If you are a landlord struggling with a tenant who is not paying rent or violating the lease agreement in some other way, eviction may be your best solution. The statutes governing the eviction process in Walworth County are designed to protect you, but they are also meant to protect tenants from unlawful evictions. Here are some best practices to follow as a landlord to ensure you do not violate the rights of your tenants while processing an eviction.
How to Evict Tenants in Wisconsin with a Fixed-Term Lease
A fixed-term lease is a lease for a set period of time, e.g., one year. The first step to eviction begins with the termination of the lease, either before the lease has expired (eviction with cause) or after the lease has expired (eviction without cause). Eviction with cause requires the landlord give the proper notice to evict while an eviction without cause does not require the same.
With Cause (Before the Fixed-Term Lease Has Expired)
The only way to terminate a lease before the lease term has expired is with cause.
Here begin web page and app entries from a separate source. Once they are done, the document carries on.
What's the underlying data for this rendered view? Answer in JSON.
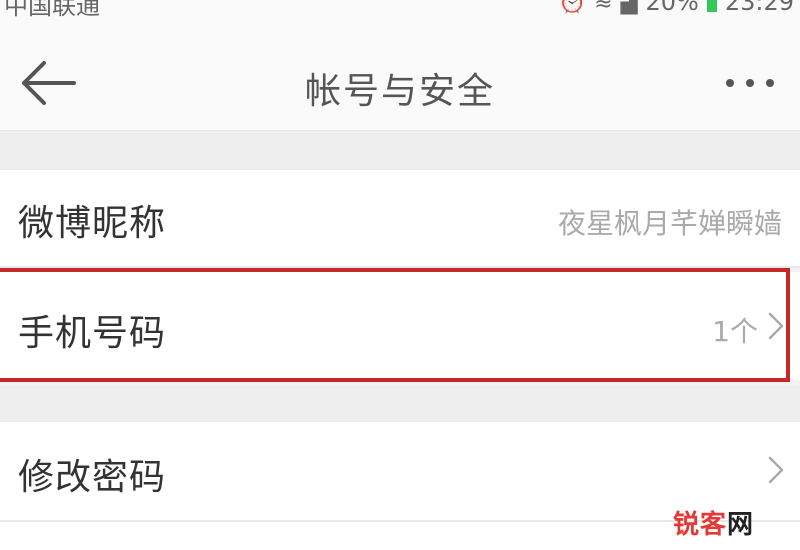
{
  "status_bar": {
    "carrier": "中国联通",
    "icons": [
      "alarm-icon",
      "wifi-icon",
      "signal-icon"
    ],
    "battery": "20%",
    "time": "23:29"
  },
  "nav": {
    "title": "帐号与安全",
    "back_icon": "back-arrow-icon",
    "more_icon": "more-icon"
  },
  "settings": {
    "rows": [
      {
        "label": "微博昵称",
        "value": "夜星枫月芊婵瞬嫱",
        "has_chevron": false
      },
      {
        "label": "手机号码",
        "value": "1个",
        "has_chevron": true,
        "highlighted": true
      },
      {
        "label": "修改密码",
        "value": "",
        "has_chevron": true
      }
    ]
  },
  "watermark": {
    "part1": "锐客",
    "part2": "网"
  },
  "colors": {
    "highlight": "#c62828",
    "watermark_red": "#e53935",
    "battery": "#34c759"
  }
}
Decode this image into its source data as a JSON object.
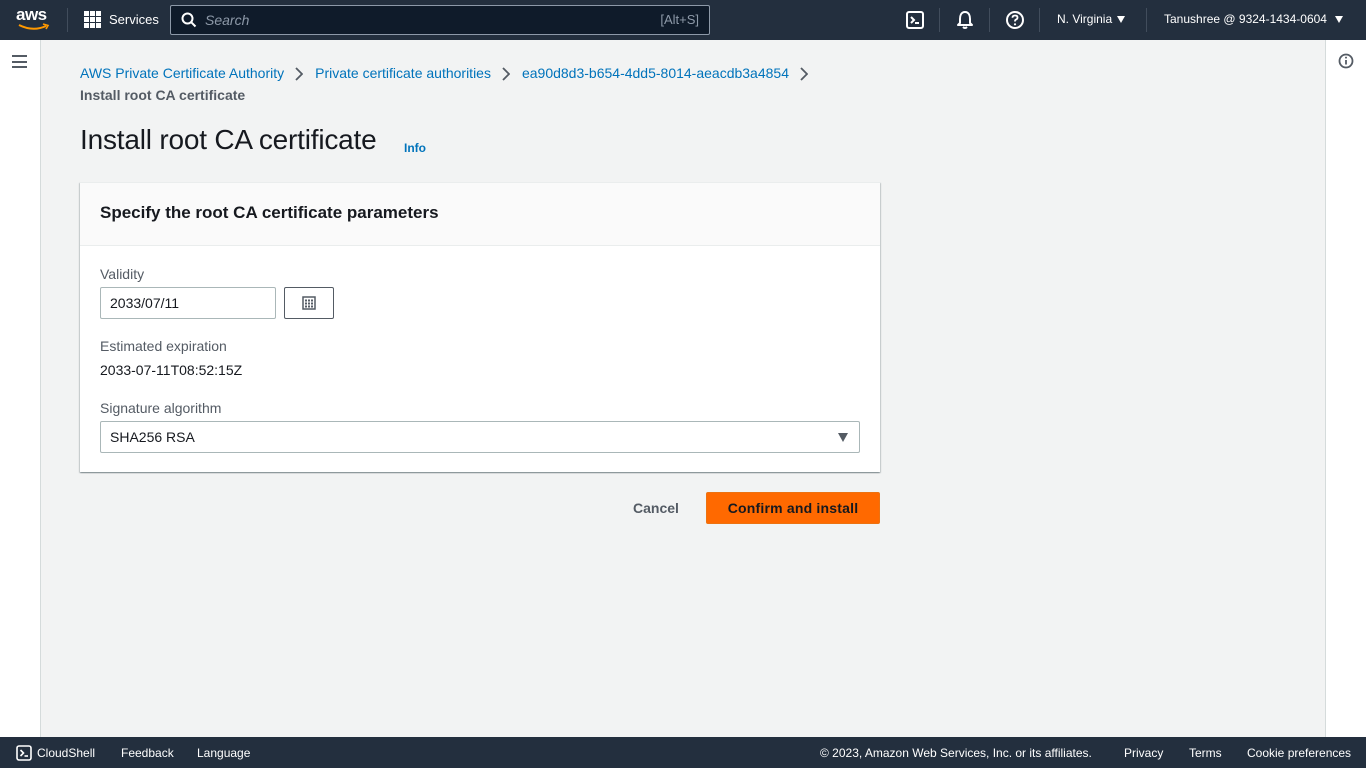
{
  "topnav": {
    "logo_text": "aws",
    "services_label": "Services",
    "search_placeholder": "Search",
    "search_shortcut": "[Alt+S]",
    "region": "N. Virginia",
    "account": "Tanushree @ 9324-1434-0604"
  },
  "breadcrumb": {
    "items": [
      "AWS Private Certificate Authority",
      "Private certificate authorities",
      "ea90d8d3-b654-4dd5-8014-aeacdb3a4854"
    ],
    "current": "Install root CA certificate"
  },
  "page": {
    "title": "Install root CA certificate",
    "info_link": "Info"
  },
  "form": {
    "header": "Specify the root CA certificate parameters",
    "validity_label": "Validity",
    "validity_value": "2033/07/11",
    "expiration_label": "Estimated expiration",
    "expiration_value": "2033-07-11T08:52:15Z",
    "algorithm_label": "Signature algorithm",
    "algorithm_value": "SHA256 RSA"
  },
  "actions": {
    "cancel": "Cancel",
    "confirm": "Confirm and install"
  },
  "footer": {
    "cloudshell": "CloudShell",
    "feedback": "Feedback",
    "language": "Language",
    "copyright": "© 2023, Amazon Web Services, Inc. or its affiliates.",
    "privacy": "Privacy",
    "terms": "Terms",
    "cookies": "Cookie preferences"
  },
  "colors": {
    "nav_bg": "#232f3e",
    "primary": "#ff6900",
    "link": "#0073bb",
    "page_bg": "#f2f3f3"
  }
}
This means the tenant has done something to justify early termination of the lease. There can be many causes for eviction, ranging from failure to pay rent, violation of a term of the lease agreement, damage to the rental property, or even criminal activity occurring on the rental property.
The notice requirements for each different type of cause vary from a five-day notice to remedy the violation or vacate the premises to a fourteen-day notice to vacate. The landlord must also properly serve the eviction notice on the tenant, which can be tedious but must be properly followed by the landlord to ensure the eviction is lawful.
Without Cause (After the Fixed-Term Lease Has Expired)
If the lease has expired, but the tenant continues to hold over and remain on the property, the landlord can evict. Eviction proceedings under these circumstances can begin immediately.
There is one caveat: If the landlord accepts payment of rent after the expiration, then a proper notice to evict may be required.
How to Evict Tenants in Wisconsin with a Month-to-Month Lease
A Wisconsin month-to-month lease is a type of tenancy where either the landlord or tenant can void or change the terms of the contract with at least a month notice. Evictions must be commenced with cause, but there are exceptions where the eviction process can commence without cause.
With Cause (Before the Month-to-Month Lease Has Expired)
The causes for eviction mentioned above are the same for a fixed-term lease and a month-to-month lease. This means you can evict a month-to-month tenant for the same failure to pay rent and same violations of a fixed-term lease agreement.
- If the tenancy is month-to-month and the tenant fails to pay rent on time or in full, the landlord can give the tenant a 5-day notice to pay or vacate (notifying the tenant that he has five days to either get current on the rent or vacate the premises), or he can give a 14-day notice to vacate (not offering the tenant the option to pay rent and stay).
- If the cause for eviction is a lease violation, he must give the tenant a 14-day notice to vacate the property to avoid an eviction lawsuit.
An eviction notice may be properly served by:
- Giving a copy personally to the tenant or leaving a copy at the tenant's usual dwelling place in the presence of some competent adult or member of the tenant's family at least fourteen years of age, who is informed of the contents.
- Leaving a copy with a competent person who appears to be in charge of the rental property and mailing a copy, by regular or other mail, to the tenant's last-known address.
- If notice cannot be given by method (a) or (b) with reasonable diligence, then by affixing a copy of the notice in a conspicuous place on the rental property and mailing a copy, by regular or other mail, to the tenant's last-known address.
- By mailing a copy by registered or certified mail to the tenant's last-known address.
- By serving the tenant as you would serve a summons in any civil matter.
Without Cause (After the Month-to-Month Lease Has Expired)
Once the periodic term for the month-to-month lease has expired and the tenancy is not renewed by payment and acceptance of rent, the lease is terminated. If the tenant continues to hold over another period (i.e., another month) without payment of rent, the landlord can begin eviction proceedings by filing a complaint about eviction in small claims court.
Mistakes To Avoid During a Wisconsin Eviction Process
The eviction process must be followed carefully to protect the landlord from claims from the tenant as a result of an improper or unlawful eviction. As a landlord, you should never attempt “self-help eviction” by changing the locks on the property, turning off the utilities, or otherwise taking action to constructively evict the tenant.
How an Eviction Attorney in Walworth County Can Help
The notice requirements for eviction are tedious but if not followed precisely, they can result in an eviction that is improper. If you choose to handle the eviction without the assistance of an experienced attorney and fail to give proper notice, you may have to start the entire process over, while the tenant remains on the property.
Attorney Brian Schuk is an experienced landlord attorney who has been helping landlords just like you successfully evict problem tenants for years. If you have a problematic tenant and are considering eviction, contact us. Our experienced team will be happy to answer any questions you have about the eviction process.